Kenya’s electric generator, Kengen, together with the Shandong Kerui Group of China has procured a 7.6 billion-shilling contract to supply geothermal electricity drilling services to Ethiopia’s Electric Power (EEP).
The project is funded by the World Bank and it will feature the implementation of drilling rigs and accessories as well as rig operation and maintenance for drilling geothermal wells at Aluto, Ethiopia.
The deal was awarded in December 2018 after the two firm’s consortium made a bid and it was signed last week by KenGen CEO Rebecca Miano and her EEP counterpart Abraham Belay.

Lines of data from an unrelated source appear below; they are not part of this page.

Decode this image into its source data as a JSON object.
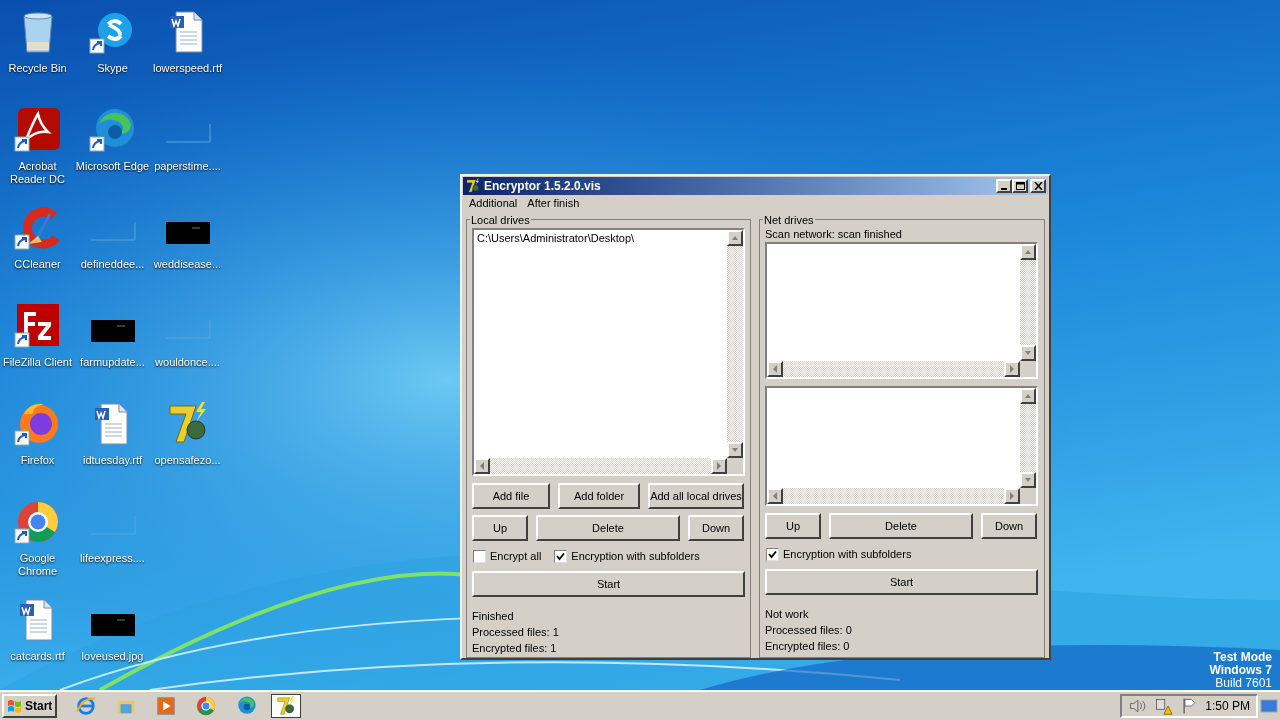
{
  "desktop_icons": [
    {
      "label": "Recycle Bin",
      "kind": "recycle",
      "shortcut": false
    },
    {
      "label": "Acrobat Reader DC",
      "kind": "acrobat",
      "shortcut": true
    },
    {
      "label": "CCleaner",
      "kind": "ccleaner",
      "shortcut": true
    },
    {
      "label": "FileZilla Client",
      "kind": "filezilla",
      "shortcut": true
    },
    {
      "label": "Firefox",
      "kind": "firefox",
      "shortcut": true
    },
    {
      "label": "Google Chrome",
      "kind": "chrome",
      "shortcut": true
    },
    {
      "label": "catcards.rtf",
      "kind": "document",
      "shortcut": false
    },
    {
      "label": "Skype",
      "kind": "skype",
      "shortcut": true
    },
    {
      "label": "Microsoft Edge",
      "kind": "edge",
      "shortcut": true
    },
    {
      "label": "defineddee...",
      "kind": "blank",
      "shortcut": false
    },
    {
      "label": "farmupdate...",
      "kind": "dark",
      "shortcut": false
    },
    {
      "label": "idtuesday.rtf",
      "kind": "document",
      "shortcut": false
    },
    {
      "label": "lifeexpress....",
      "kind": "blank",
      "shortcut": false
    },
    {
      "label": "loveused.jpg",
      "kind": "dark",
      "shortcut": false
    },
    {
      "label": "lowerspeed.rtf",
      "kind": "document",
      "shortcut": false
    },
    {
      "label": "paperstime....",
      "kind": "blank",
      "shortcut": false
    },
    {
      "label": "weddisease...",
      "kind": "dark",
      "shortcut": false
    },
    {
      "label": "wouldonce....",
      "kind": "blank",
      "shortcut": false
    },
    {
      "label": "opensafezo...",
      "kind": "seven",
      "shortcut": false
    }
  ],
  "window": {
    "title": "Encryptor 1.5.2.0.vis",
    "menu": [
      "Additional",
      "After finish"
    ],
    "local": {
      "title": "Local drives",
      "items": [
        "C:\\Users\\Administrator\\Desktop\\"
      ],
      "add_buttons": [
        "Add file",
        "Add folder",
        "Add all local drives"
      ],
      "order_buttons": [
        "Up",
        "Delete",
        "Down"
      ],
      "checkboxes": [
        {
          "label": "Encrypt all",
          "checked": false
        },
        {
          "label": "Encryption with subfolders",
          "checked": true
        }
      ],
      "start": "Start",
      "status": [
        "Finished",
        "Processed files: 1",
        "Encrypted files: 1"
      ]
    },
    "net": {
      "title": "Net drives",
      "scan_status": "Scan network: scan finished",
      "order_buttons": [
        "Up",
        "Delete",
        "Down"
      ],
      "checkboxes": [
        {
          "label": "Encryption with subfolders",
          "checked": true
        }
      ],
      "start": "Start",
      "status": [
        "Not work",
        "Processed files: 0",
        "Encrypted files: 0"
      ]
    }
  },
  "os_watermark": [
    {
      "text": "Test Mode",
      "bold": true
    },
    {
      "text": "Windows 7",
      "bold": true
    },
    {
      "text": "Build 7601",
      "bold": false
    }
  ],
  "taskbar": {
    "start": "Start",
    "apps": [
      {
        "kind": "ie",
        "active": false
      },
      {
        "kind": "explorer",
        "active": false
      },
      {
        "kind": "media",
        "active": false
      },
      {
        "kind": "chrome",
        "active": false
      },
      {
        "kind": "edge",
        "active": false
      },
      {
        "kind": "seven",
        "active": true
      }
    ],
    "tray": [
      {
        "kind": "speaker"
      },
      {
        "kind": "network"
      },
      {
        "kind": "flag"
      }
    ],
    "clock": "1:50 PM"
  }
}
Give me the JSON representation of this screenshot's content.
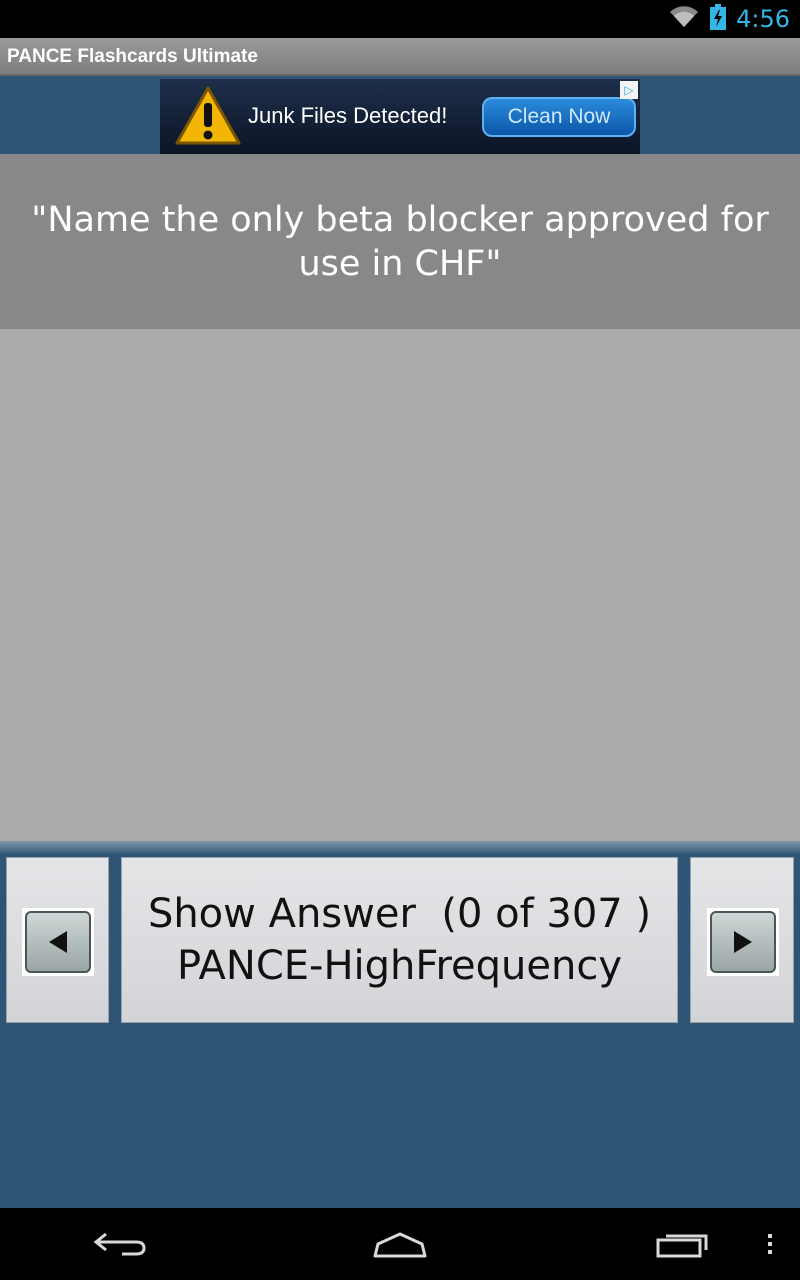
{
  "status_bar": {
    "time": "4:56",
    "icons": [
      "wifi-icon",
      "battery-charging-icon"
    ]
  },
  "app": {
    "title": "PANCE Flashcards Ultimate"
  },
  "ad": {
    "icon": "warning-icon",
    "text": "Junk Files Detected!",
    "button_label": "Clean Now",
    "choice_icon": "ad-choices-icon"
  },
  "card": {
    "question": "\"Name the only beta blocker approved for use in CHF\""
  },
  "controls": {
    "prev_icon": "arrow-left-icon",
    "next_icon": "arrow-right-icon",
    "answer_line1": "Show Answer  (0 of 307 )",
    "answer_line2": "PANCE-HighFrequency"
  },
  "system_nav": {
    "icons": [
      "back-icon",
      "home-icon",
      "recent-apps-icon",
      "overflow-menu-icon"
    ]
  },
  "colors": {
    "accent": "#33b5e5",
    "background": "#2e5575",
    "question_bg": "#888888",
    "card_bg": "#aaaaaa"
  }
}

“As we extend our services to Ethiopia, we are leveraging on our expertise, in-depth knowledge of the African Rift Valley and close to four decades of successful drilling experience,” Ms. Miano said.
Belay noted that Ethiopia had been trying to venture into geothermal power for many years since 1981 but was yet to reach a significant milestone.
“Currently, we have some geothermal drilling rigs that are idle and now broken down and therefore the need to purchase new ones,” he said.
The project is good news for KenGen, as it is a boost to the NSE-listed firm’s revenue.
“We are delighted to announce that our diversification strategy is finally paying a dividend. This is good news for KenGen, our shareholders and indeed for Kenya as a country,” she said.
The project will feature two implementation phases, phase I which is the purchase of drilling rigs and Phase II which entails the provision of drilling services.
About 30 percent of the component of Phase II will be supplied by KenGen. This translates to approximately 620 million shillings.
Kenya is currently Africa’s leading geothermal power producer and is one of the top 10 across the globe.
It has a geothermal installed capacity of 685MW with an estimated potential of 10,000MW along the Rift Valley. This potential is being harnessed in Olkaria, Menegai and Eburru fields.
Olkaria I, was the first geothermal power plant in Africa. Its first unit featuring a 45-megawatt (MW) plant was commissioned in June 1981, the 2nd, and the 3rd units were subsequently commissioned in November 1982 and March 1985, respectively.
The signing of the deal is finally a breakthrough for Ethiopia, which has been waiting for the chance in more than three decades.
KenGen carries out training programs for local and international students seeking knowledge on green energy, something that the country has turned its focus on as part of its national grid.
Geothermal is the biggest power source, accounting for 44.6 percent of electricity generation mix while hydro is second at 29.8 percent.